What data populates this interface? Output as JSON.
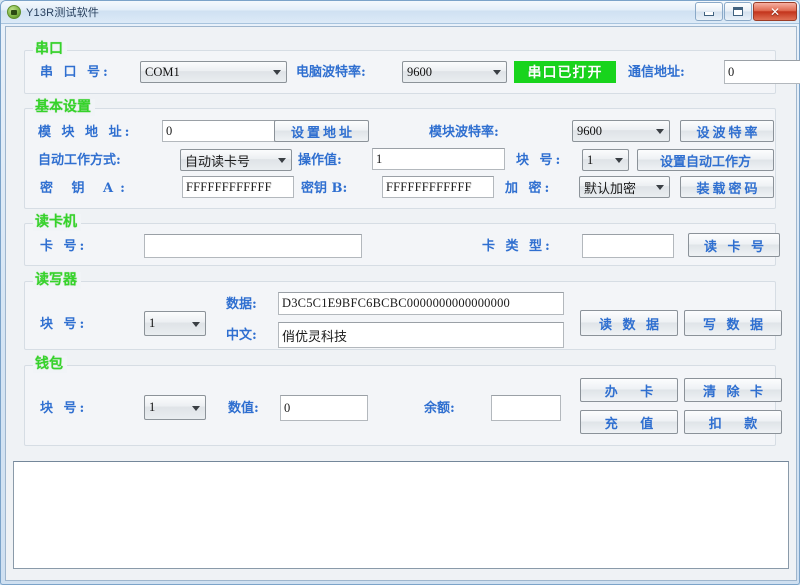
{
  "window": {
    "title": "Y13R测试软件",
    "icon": "app-icon",
    "minimize_label": "",
    "maximize_label": "",
    "close_label": "✕"
  },
  "serial_group": {
    "title": "串口",
    "port_label": "串 口 号:",
    "port_value": "COM1",
    "pc_baud_label": "电脑波特率:",
    "pc_baud_value": "9600",
    "status": "串口已打开",
    "status_color": "#18d41c",
    "comm_addr_label": "通信地址:",
    "comm_addr_value": "0"
  },
  "basic_group": {
    "title": "基本设置",
    "module_addr_label": "模 块 地 址:",
    "module_addr_value": "0",
    "set_addr_button": "设置地址",
    "module_baud_label": "模块波特率:",
    "module_baud_value": "9600",
    "set_baud_button": "设波特率",
    "auto_mode_label": "自动工作方式:",
    "auto_mode_value": "自动读卡号",
    "op_value_label": "操作值:",
    "op_value": "1",
    "block_label": "块     号:",
    "block_value": "1",
    "set_auto_button": "设置自动工作方",
    "key_a_label": "密  钥  A:",
    "key_a_value": "FFFFFFFFFFFF",
    "key_b_label": "密钥 B:",
    "key_b_value": "FFFFFFFFFFFF",
    "encrypt_label": "加     密:",
    "encrypt_value": "默认加密",
    "load_pwd_button": "装载密码"
  },
  "reader_group": {
    "title": "读卡机",
    "card_no_label": "卡     号:",
    "card_no_value": "",
    "card_type_label": "卡 类 型:",
    "card_type_value": "",
    "read_card_button": "读 卡 号"
  },
  "rw_group": {
    "title": "读写器",
    "block_label": "块     号:",
    "block_value": "1",
    "data_label": "数据:",
    "data_value": "D3C5C1E9BFC6BCBC0000000000000000",
    "chinese_label": "中文:",
    "chinese_value": "俏优灵科技",
    "read_data_button": "读 数 据",
    "write_data_button": "写 数 据"
  },
  "wallet_group": {
    "title": "钱包",
    "block_label": "块     号:",
    "block_value": "1",
    "amount_label": "数值:",
    "amount_value": "0",
    "balance_label": "余额:",
    "balance_value": "",
    "issue_card_button": "办     卡",
    "clear_card_button": "清 除 卡",
    "recharge_button": "充     值",
    "deduct_button": "扣     款"
  },
  "log": {
    "content": ""
  }
}
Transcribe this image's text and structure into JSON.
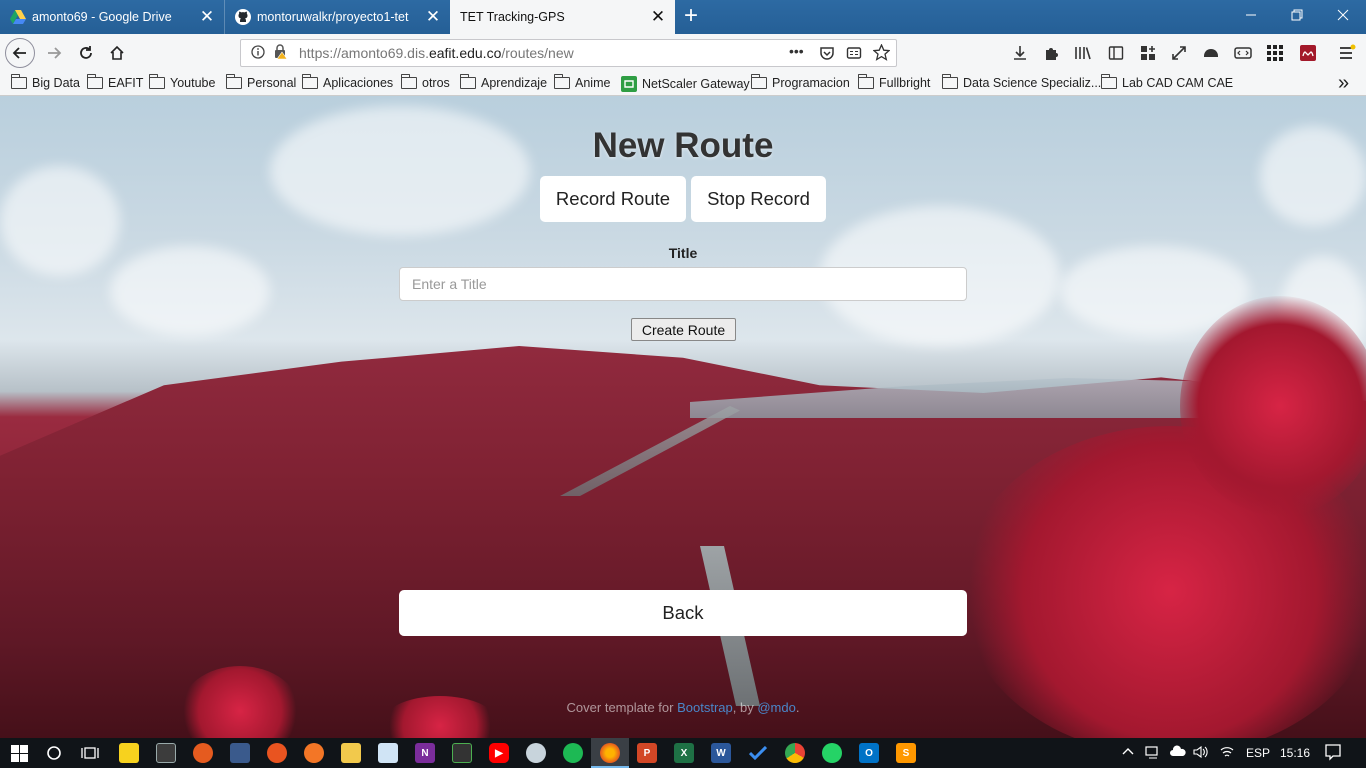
{
  "browser": {
    "tabs": [
      {
        "label": "amonto69 - Google Drive",
        "icon": "google-drive-icon",
        "active": false
      },
      {
        "label": "montoruwalkr/proyecto1-tet",
        "icon": "github-icon",
        "active": false
      },
      {
        "label": "TET Tracking-GPS",
        "icon": "",
        "active": true
      }
    ],
    "close_glyph": "✕",
    "new_tab_glyph": "+",
    "url": {
      "prefix": "https://amonto69.dis.",
      "host": "eafit.edu.co",
      "path": "/routes/new"
    },
    "url_overflow_glyph": "•••",
    "bookmarks": [
      "Big Data",
      "EAFIT",
      "Youtube",
      "Personal",
      "Aplicaciones",
      "otros",
      "Aprendizaje",
      "Anime",
      "NetScaler Gateway",
      "Programacion",
      "Fullbright",
      "Data Science Specializ...",
      "Lab CAD CAM CAE"
    ],
    "bookmarks_overflow": "»"
  },
  "page": {
    "heading": "New Route",
    "record_button": "Record Route",
    "stop_button": "Stop Record",
    "title_label": "Title",
    "title_placeholder": "Enter a Title",
    "create_button": "Create Route",
    "back_button": "Back",
    "footer": {
      "prefix": "Cover template for ",
      "link1": "Bootstrap",
      "middle": ", by ",
      "link2": "@mdo",
      "suffix": "."
    }
  },
  "taskbar": {
    "language": "ESP",
    "time": "15:16"
  },
  "colors": {
    "tabbar": "#2d6aa3",
    "link": "#4a86c8",
    "taskbar": "#101418"
  }
}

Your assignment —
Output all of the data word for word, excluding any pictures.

Written response —
What data populates this interface? Output as JSON.
{
  "window": {
    "title": "Y13R测试软件",
    "icon": "app-icon",
    "minimize_label": "",
    "maximize_label": "",
    "close_label": "✕"
  },
  "serial_group": {
    "title": "串口",
    "port_label": "串 口 号:",
    "port_value": "COM1",
    "pc_baud_label": "电脑波特率:",
    "pc_baud_value": "9600",
    "status": "串口已打开",
    "status_color": "#18d41c",
    "comm_addr_label": "通信地址:",
    "comm_addr_value": "0"
  },
  "basic_group": {
    "title": "基本设置",
    "module_addr_label": "模 块 地 址:",
    "module_addr_value": "0",
    "set_addr_button": "设置地址",
    "module_baud_label": "模块波特率:",
    "module_baud_value": "9600",
    "set_baud_button": "设波特率",
    "auto_mode_label": "自动工作方式:",
    "auto_mode_value": "自动读卡号",
    "op_value_label": "操作值:",
    "op_value": "1",
    "block_label": "块     号:",
    "block_value": "1",
    "set_auto_button": "设置自动工作方",
    "key_a_label": "密  钥  A:",
    "key_a_value": "FFFFFFFFFFFF",
    "key_b_label": "密钥 B:",
    "key_b_value": "FFFFFFFFFFFF",
    "encrypt_label": "加     密:",
    "encrypt_value": "默认加密",
    "load_pwd_button": "装载密码"
  },
  "reader_group": {
    "title": "读卡机",
    "card_no_label": "卡     号:",
    "card_no_value": "",
    "card_type_label": "卡 类 型:",
    "card_type_value": "",
    "read_card_button": "读 卡 号"
  },
  "rw_group": {
    "title": "读写器",
    "block_label": "块     号:",
    "block_value": "1",
    "data_label": "数据:",
    "data_value": "D3C5C1E9BFC6BCBC0000000000000000",
    "chinese_label": "中文:",
    "chinese_value": "俏优灵科技",
    "read_data_button": "读 数 据",
    "write_data_button": "写 数 据"
  },
  "wallet_group": {
    "title": "钱包",
    "block_label": "块     号:",
    "block_value": "1",
    "amount_label": "数值:",
    "amount_value": "0",
    "balance_label": "余额:",
    "balance_value": "",
    "issue_card_button": "办     卡",
    "clear_card_button": "清 除 卡",
    "recharge_button": "充     值",
    "deduct_button": "扣     款"
  },
  "log": {
    "content": ""
  }
}
Transcribe this image's text and structure into JSON.
{
  "browser": {
    "tabs": [
      {
        "label": "amonto69 - Google Drive",
        "icon": "google-drive-icon",
        "active": false
      },
      {
        "label": "montoruwalkr/proyecto1-tet",
        "icon": "github-icon",
        "active": false
      },
      {
        "label": "TET Tracking-GPS",
        "icon": "",
        "active": true
      }
    ],
    "close_glyph": "✕",
    "new_tab_glyph": "+",
    "url": {
      "prefix": "https://amonto69.dis.",
      "host": "eafit.edu.co",
      "path": "/routes/new"
    },
    "url_overflow_glyph": "•••",
    "bookmarks": [
      "Big Data",
      "EAFIT",
      "Youtube",
      "Personal",
      "Aplicaciones",
      "otros",
      "Aprendizaje",
      "Anime",
      "NetScaler Gateway",
      "Programacion",
      "Fullbright",
      "Data Science Specializ...",
      "Lab CAD CAM CAE"
    ],
    "bookmarks_overflow": "»"
  },
  "page": {
    "heading": "New Route",
    "record_button": "Record Route",
    "stop_button": "Stop Record",
    "title_label": "Title",
    "title_placeholder": "Enter a Title",
    "create_button": "Create Route",
    "back_button": "Back",
    "footer": {
      "prefix": "Cover template for ",
      "link1": "Bootstrap",
      "middle": ", by ",
      "link2": "@mdo",
      "suffix": "."
    }
  },
  "taskbar": {
    "language": "ESP",
    "time": "15:16"
  },
  "colors": {
    "tabbar": "#2d6aa3",
    "link": "#4a86c8",
    "taskbar": "#101418"
  }
}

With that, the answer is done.